WORK TO BE COMPLETED: Could you say how many lines in the records include "user"? Please give the number by itself.

RECORDS PROVIDED:
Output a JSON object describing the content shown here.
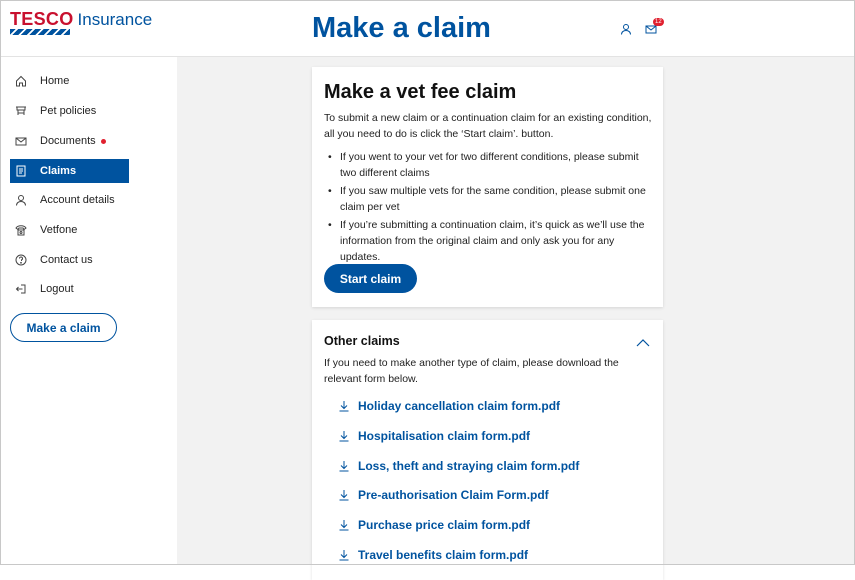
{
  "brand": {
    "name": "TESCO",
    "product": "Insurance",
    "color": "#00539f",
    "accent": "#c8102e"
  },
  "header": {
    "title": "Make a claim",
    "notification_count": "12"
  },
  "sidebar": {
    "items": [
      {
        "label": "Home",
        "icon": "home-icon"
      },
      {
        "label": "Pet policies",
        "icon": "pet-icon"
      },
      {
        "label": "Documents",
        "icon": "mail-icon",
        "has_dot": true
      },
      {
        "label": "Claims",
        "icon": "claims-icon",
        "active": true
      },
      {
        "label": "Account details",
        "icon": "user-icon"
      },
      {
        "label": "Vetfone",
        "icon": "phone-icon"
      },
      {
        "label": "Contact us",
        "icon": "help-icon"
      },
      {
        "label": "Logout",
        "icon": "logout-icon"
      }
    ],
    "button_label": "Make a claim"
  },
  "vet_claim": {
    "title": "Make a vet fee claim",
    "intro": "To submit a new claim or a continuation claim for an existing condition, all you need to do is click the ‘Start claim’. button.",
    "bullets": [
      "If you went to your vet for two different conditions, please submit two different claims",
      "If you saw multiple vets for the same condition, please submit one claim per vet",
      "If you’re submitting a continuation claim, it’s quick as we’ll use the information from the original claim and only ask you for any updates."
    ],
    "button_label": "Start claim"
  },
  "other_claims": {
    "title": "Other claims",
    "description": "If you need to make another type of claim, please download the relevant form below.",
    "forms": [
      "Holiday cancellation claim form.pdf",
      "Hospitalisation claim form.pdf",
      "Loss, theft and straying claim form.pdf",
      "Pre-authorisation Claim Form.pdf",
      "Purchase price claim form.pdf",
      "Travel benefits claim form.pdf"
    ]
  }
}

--

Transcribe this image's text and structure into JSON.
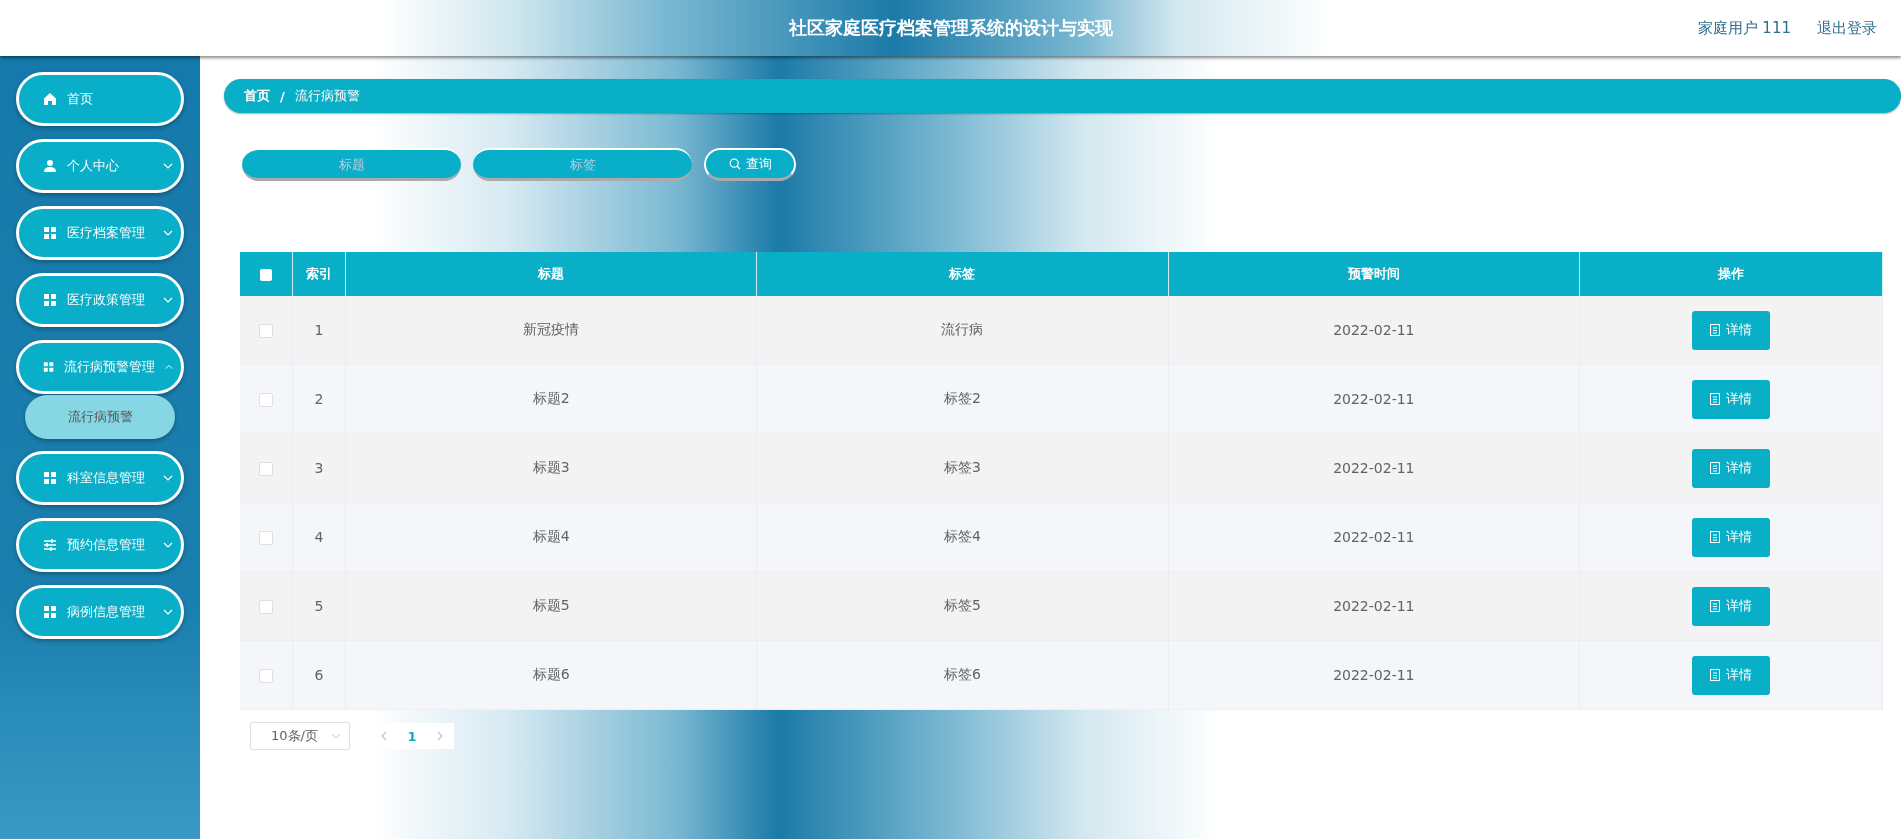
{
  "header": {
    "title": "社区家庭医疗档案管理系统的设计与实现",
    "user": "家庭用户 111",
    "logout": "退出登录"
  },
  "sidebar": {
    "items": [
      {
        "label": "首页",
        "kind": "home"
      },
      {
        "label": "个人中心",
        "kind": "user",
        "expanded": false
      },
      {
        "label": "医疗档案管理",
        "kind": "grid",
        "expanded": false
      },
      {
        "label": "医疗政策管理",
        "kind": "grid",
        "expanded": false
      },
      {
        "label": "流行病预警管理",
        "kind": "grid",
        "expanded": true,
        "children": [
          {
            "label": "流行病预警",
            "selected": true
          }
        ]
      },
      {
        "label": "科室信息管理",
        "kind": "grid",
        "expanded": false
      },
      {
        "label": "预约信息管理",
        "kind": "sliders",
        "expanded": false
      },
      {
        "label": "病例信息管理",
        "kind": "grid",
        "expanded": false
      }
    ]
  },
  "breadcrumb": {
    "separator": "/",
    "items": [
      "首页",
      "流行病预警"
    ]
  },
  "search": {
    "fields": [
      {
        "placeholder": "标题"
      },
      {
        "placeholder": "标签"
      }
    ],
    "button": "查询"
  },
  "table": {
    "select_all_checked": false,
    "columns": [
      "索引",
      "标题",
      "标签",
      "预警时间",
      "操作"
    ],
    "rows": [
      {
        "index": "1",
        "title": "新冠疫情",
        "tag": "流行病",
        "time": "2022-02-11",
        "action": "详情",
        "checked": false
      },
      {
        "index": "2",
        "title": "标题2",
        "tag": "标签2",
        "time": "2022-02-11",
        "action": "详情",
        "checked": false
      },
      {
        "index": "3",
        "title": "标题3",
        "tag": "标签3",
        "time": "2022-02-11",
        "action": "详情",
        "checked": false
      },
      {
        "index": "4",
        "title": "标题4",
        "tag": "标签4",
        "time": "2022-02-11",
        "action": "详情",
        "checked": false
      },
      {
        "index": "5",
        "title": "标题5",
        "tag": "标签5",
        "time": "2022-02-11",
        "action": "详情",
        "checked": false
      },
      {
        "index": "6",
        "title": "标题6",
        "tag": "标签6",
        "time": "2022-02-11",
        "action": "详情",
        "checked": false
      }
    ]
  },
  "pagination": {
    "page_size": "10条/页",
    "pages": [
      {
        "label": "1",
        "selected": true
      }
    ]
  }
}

WRITTEN SOLUTION: 3